::: Exercise materials :::

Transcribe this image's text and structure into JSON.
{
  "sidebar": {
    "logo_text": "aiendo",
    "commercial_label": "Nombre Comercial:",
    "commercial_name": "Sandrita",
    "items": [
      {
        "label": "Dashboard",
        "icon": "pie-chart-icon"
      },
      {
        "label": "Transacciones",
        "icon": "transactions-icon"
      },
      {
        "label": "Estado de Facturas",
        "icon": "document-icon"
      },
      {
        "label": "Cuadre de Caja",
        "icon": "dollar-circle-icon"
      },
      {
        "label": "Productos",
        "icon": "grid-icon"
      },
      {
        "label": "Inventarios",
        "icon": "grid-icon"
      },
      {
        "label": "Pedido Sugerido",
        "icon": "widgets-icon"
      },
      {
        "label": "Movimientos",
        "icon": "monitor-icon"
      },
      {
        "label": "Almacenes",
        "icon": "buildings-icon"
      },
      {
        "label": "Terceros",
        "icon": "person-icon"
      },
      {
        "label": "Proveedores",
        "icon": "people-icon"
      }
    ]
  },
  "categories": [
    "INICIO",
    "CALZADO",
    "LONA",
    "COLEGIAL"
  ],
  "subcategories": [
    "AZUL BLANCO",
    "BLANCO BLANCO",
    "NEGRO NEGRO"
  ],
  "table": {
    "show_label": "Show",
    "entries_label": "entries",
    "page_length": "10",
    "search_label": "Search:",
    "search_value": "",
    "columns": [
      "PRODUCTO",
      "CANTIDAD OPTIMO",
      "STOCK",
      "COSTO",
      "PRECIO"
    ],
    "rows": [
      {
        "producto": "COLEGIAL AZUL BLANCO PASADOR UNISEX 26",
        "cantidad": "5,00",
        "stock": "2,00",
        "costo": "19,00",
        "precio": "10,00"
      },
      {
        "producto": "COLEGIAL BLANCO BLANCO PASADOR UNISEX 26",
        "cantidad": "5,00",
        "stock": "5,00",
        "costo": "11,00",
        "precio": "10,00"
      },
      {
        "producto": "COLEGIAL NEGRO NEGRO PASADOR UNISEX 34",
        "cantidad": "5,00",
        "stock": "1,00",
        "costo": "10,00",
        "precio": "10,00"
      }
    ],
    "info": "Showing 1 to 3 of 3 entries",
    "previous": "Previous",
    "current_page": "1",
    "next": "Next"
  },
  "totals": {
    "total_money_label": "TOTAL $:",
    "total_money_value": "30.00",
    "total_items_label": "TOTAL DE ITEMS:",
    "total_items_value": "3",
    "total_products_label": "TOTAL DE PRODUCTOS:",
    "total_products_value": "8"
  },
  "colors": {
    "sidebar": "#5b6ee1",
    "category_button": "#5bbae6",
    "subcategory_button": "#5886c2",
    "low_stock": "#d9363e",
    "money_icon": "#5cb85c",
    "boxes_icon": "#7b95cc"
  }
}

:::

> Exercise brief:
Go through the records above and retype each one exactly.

> Exercise response:
Transcribe this image's text and structure into JSON.
{
  "sidebar": {
    "logo_text": "aiendo",
    "commercial_label": "Nombre Comercial:",
    "commercial_name": "Sandrita",
    "items": [
      {
        "label": "Dashboard",
        "icon": "pie-chart-icon"
      },
      {
        "label": "Transacciones",
        "icon": "transactions-icon"
      },
      {
        "label": "Estado de Facturas",
        "icon": "document-icon"
      },
      {
        "label": "Cuadre de Caja",
        "icon": "dollar-circle-icon"
      },
      {
        "label": "Productos",
        "icon": "grid-icon"
      },
      {
        "label": "Inventarios",
        "icon": "grid-icon"
      },
      {
        "label": "Pedido Sugerido",
        "icon": "widgets-icon"
      },
      {
        "label": "Movimientos",
        "icon": "monitor-icon"
      },
      {
        "label": "Almacenes",
        "icon": "buildings-icon"
      },
      {
        "label": "Terceros",
        "icon": "person-icon"
      },
      {
        "label": "Proveedores",
        "icon": "people-icon"
      }
    ]
  },
  "categories": [
    "INICIO",
    "CALZADO",
    "LONA",
    "COLEGIAL"
  ],
  "subcategories": [
    "AZUL BLANCO",
    "BLANCO BLANCO",
    "NEGRO NEGRO"
  ],
  "table": {
    "show_label": "Show",
    "entries_label": "entries",
    "page_length": "10",
    "search_label": "Search:",
    "search_value": "",
    "columns": [
      "PRODUCTO",
      "CANTIDAD OPTIMO",
      "STOCK",
      "COSTO",
      "PRECIO"
    ],
    "rows": [
      {
        "producto": "COLEGIAL AZUL BLANCO PASADOR UNISEX 26",
        "cantidad": "5,00",
        "stock": "2,00",
        "costo": "19,00",
        "precio": "10,00"
      },
      {
        "producto": "COLEGIAL BLANCO BLANCO PASADOR UNISEX 26",
        "cantidad": "5,00",
        "stock": "5,00",
        "costo": "11,00",
        "precio": "10,00"
      },
      {
        "producto": "COLEGIAL NEGRO NEGRO PASADOR UNISEX 34",
        "cantidad": "5,00",
        "stock": "1,00",
        "costo": "10,00",
        "precio": "10,00"
      }
    ],
    "info": "Showing 1 to 3 of 3 entries",
    "previous": "Previous",
    "current_page": "1",
    "next": "Next"
  },
  "totals": {
    "total_money_label": "TOTAL $:",
    "total_money_value": "30.00",
    "total_items_label": "TOTAL DE ITEMS:",
    "total_items_value": "3",
    "total_products_label": "TOTAL DE PRODUCTOS:",
    "total_products_value": "8"
  },
  "colors": {
    "sidebar": "#5b6ee1",
    "category_button": "#5bbae6",
    "subcategory_button": "#5886c2",
    "low_stock": "#d9363e",
    "money_icon": "#5cb85c",
    "boxes_icon": "#7b95cc"
  }
}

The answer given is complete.